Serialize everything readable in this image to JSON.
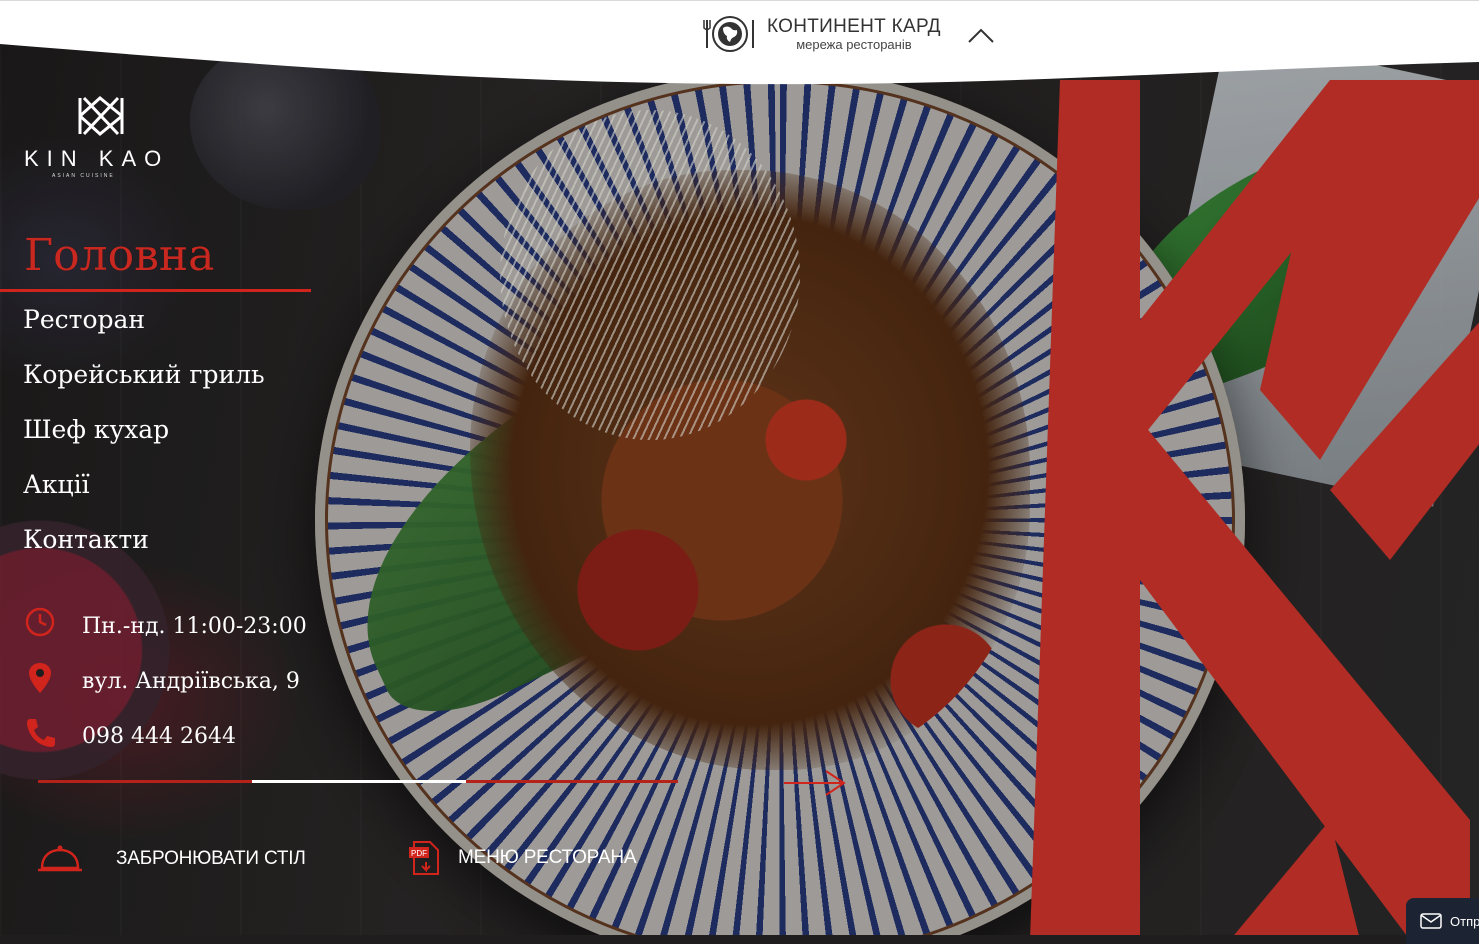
{
  "header": {
    "brand_title": "КОНТИНЕНТ КАРД",
    "brand_subtitle": "мережа ресторанів"
  },
  "logo": {
    "word": "KIN KAO",
    "tagline": "ASIAN CUISINE"
  },
  "nav": {
    "active": "Головна",
    "items": [
      "Ресторан",
      "Корейський гриль",
      "Шеф кухар",
      "Акції",
      "Контакти"
    ]
  },
  "info": {
    "hours": "Пн.-нд. 11:00-23:00",
    "address": "вул. Андріївська, 9",
    "phone": "098 444 2644"
  },
  "slider": {
    "slides_total": 3,
    "active_slide": 2
  },
  "actions": {
    "book_table": "ЗАБРОНЮВАТИ СТІЛ",
    "menu": "МЕНЮ РЕСТОРАНА",
    "menu_badge": "PDF"
  },
  "chat": {
    "label": "Отпр"
  },
  "colors": {
    "accent": "#d0241c",
    "topbar": "#ffffff",
    "chat_bg": "#1c2433"
  }
}
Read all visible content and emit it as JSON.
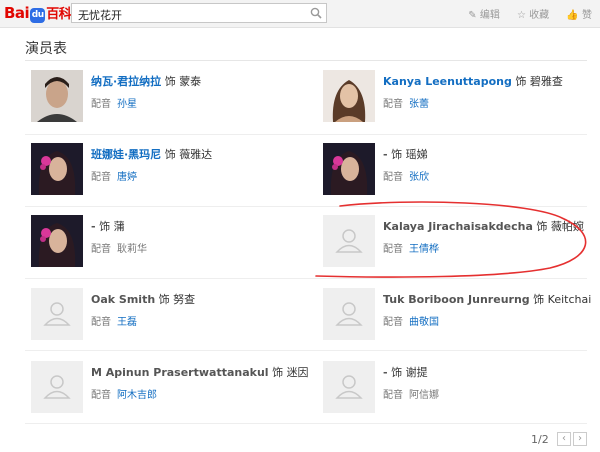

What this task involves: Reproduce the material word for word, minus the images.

Written solution:
Serialize everything readable in this image to JSON.
{
  "header": {
    "brand_title": "КОНТИНЕНТ КАРД",
    "brand_subtitle": "мережа ресторанів"
  },
  "logo": {
    "word": "KIN KAO",
    "tagline": "ASIAN CUISINE"
  },
  "nav": {
    "active": "Головна",
    "items": [
      "Ресторан",
      "Корейський гриль",
      "Шеф кухар",
      "Акції",
      "Контакти"
    ]
  },
  "info": {
    "hours": "Пн.-нд. 11:00-23:00",
    "address": "вул. Андріївська, 9",
    "phone": "098 444 2644"
  },
  "slider": {
    "slides_total": 3,
    "active_slide": 2
  },
  "actions": {
    "book_table": "ЗАБРОНЮВАТИ СТІЛ",
    "menu": "МЕНЮ РЕСТОРАНА",
    "menu_badge": "PDF"
  },
  "chat": {
    "label": "Отпр"
  },
  "colors": {
    "accent": "#d0241c",
    "topbar": "#ffffff",
    "chat_bg": "#1c2433"
  }
}
Read all visible content and emit it as JSON.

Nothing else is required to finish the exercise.